And considering Saint Laurent’s freewheeling lifestyle, just how risqué the drawings are is open to interpretation. In a Q&A with Bianca Jagger in Interview magazine in 1973, she asked the designer flat out about his interest in porn.
Jagger said, “Pornography — does it excite you?”
Saint-Laurent responded, “Pornography? I don’t know what that is. Pornography, eroticism, love, it’s all the same to me.”
Forty years after that exchange, the creative class seems to be just as curious as ever about the designer and his work. Pat Cleveland, who was part of the Paris scene with the designer then, can understand why. “It was like a giant watering hole, with all the elephants, giraffes and lions. Everybody was partying together and would end up in the same places. That was when everybody was so free. Now when you get to be famous, you have to have an entourage,” she said. “The first time I saw Yves, he was getting out of his black VW Beetle and was walking to his building. He used to drive himself and leave the doors unlocked.”

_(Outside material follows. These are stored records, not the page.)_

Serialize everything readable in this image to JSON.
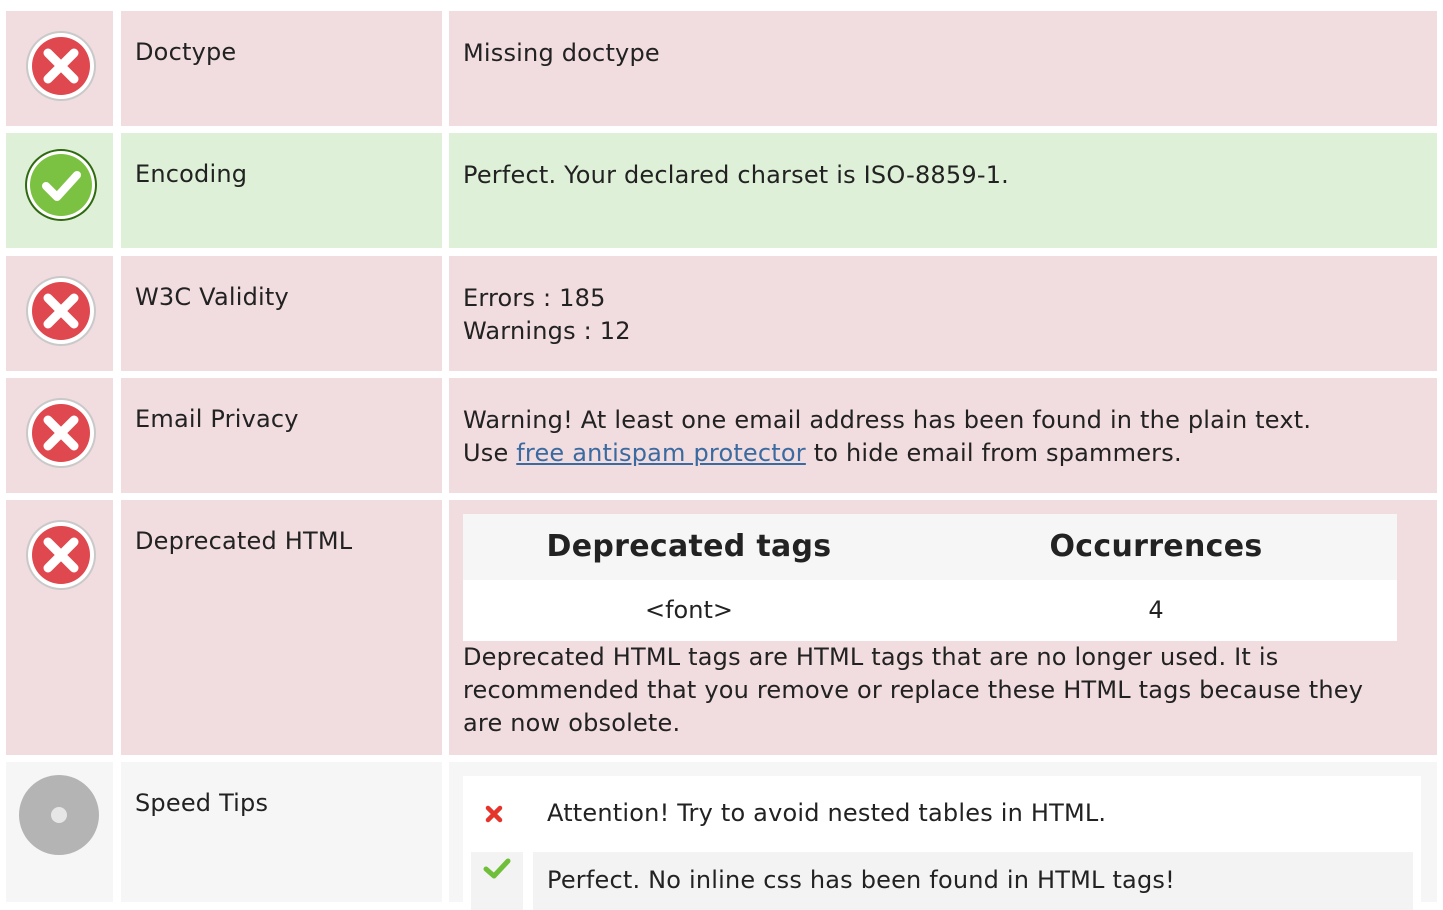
{
  "rows": {
    "doctype": {
      "label": "Doctype",
      "status": "error",
      "message": "Missing doctype"
    },
    "encoding": {
      "label": "Encoding",
      "status": "ok",
      "message": "Perfect. Your declared charset is ISO-8859-1."
    },
    "w3c": {
      "label": "W3C Validity",
      "status": "error",
      "errors": "Errors : 185",
      "warnings": "Warnings : 12"
    },
    "email": {
      "label": "Email Privacy",
      "status": "error",
      "line1": "Warning! At least one email address has been found in the plain text.",
      "line2_prefix": "Use ",
      "link_text": "free antispam protector",
      "line2_suffix": " to hide email from spammers."
    },
    "deprecated": {
      "label": "Deprecated HTML",
      "status": "error",
      "table": {
        "headers": [
          "Deprecated tags",
          "Occurrences"
        ],
        "rows": [
          {
            "tag": "<font>",
            "count": "4"
          }
        ]
      },
      "description": "Deprecated HTML tags are HTML tags that are no longer used. It is recommended that you remove or replace these HTML tags because they are now obsolete."
    },
    "speed": {
      "label": "Speed Tips",
      "status": "neutral",
      "tips": [
        {
          "status": "error",
          "text": "Attention! Try to avoid nested tables in HTML."
        },
        {
          "status": "ok",
          "text": "Perfect. No inline css has been found in HTML tags!"
        }
      ]
    }
  },
  "colors": {
    "error_bg": "#f1dcdf",
    "ok_bg": "#dff0d8",
    "neutral_bg": "#f6f6f6",
    "error_icon": "#e0484f",
    "ok_icon": "#7cc242",
    "link": "#3a6aa0"
  }
}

While the legal wrangling over the late designer’s portfolio continues, new Saint Laurent-inspired films are in the works. Documentary filmmaker Loïc Prigent has wrapped up “Yves Saint Laurent: Le Dernier Defile” (“The Last Fashion Show”), which is scheduled to air on French-German TV station Arte in late February. Bergé, Violetta Sanchez and the head of Saint Laurent’s atelier, Monsieur Jean-Pierre, were among the handful of people Prigent interviewed for the film, which he hopes will provide both a historical and inside-the-house point of view. Anchored, as the film is, on the designer’s work, it also reveals a bit of his personality. “He didn’t ever say goodbye to Monsieur Jean-Pierre or to Violetta, because he didn’t want to say goodbye,” Prigent said. “So that was sweet and bittersweet at the same time.”
Noting that two fictional feature films about Saint Laurent are being developed by directors Bertrand Bonello and Jalil Lespert, Prigent said the French remain intrigued by the late designer’s life. “I guess he’s really a great legend. His life is really fascinating to people. They like the idea that he was kind of a poet who had a nervous breakdown. They really love his weaknesses.”
Prigent, whose film credits include backstage looks at Sonia Rykiel and Marc Jacobs at Louis Vuitton, said of his most recent project, “The documentary that I have done is not about that at all. I’m always interested in the actual work. I am never interested in the private life.”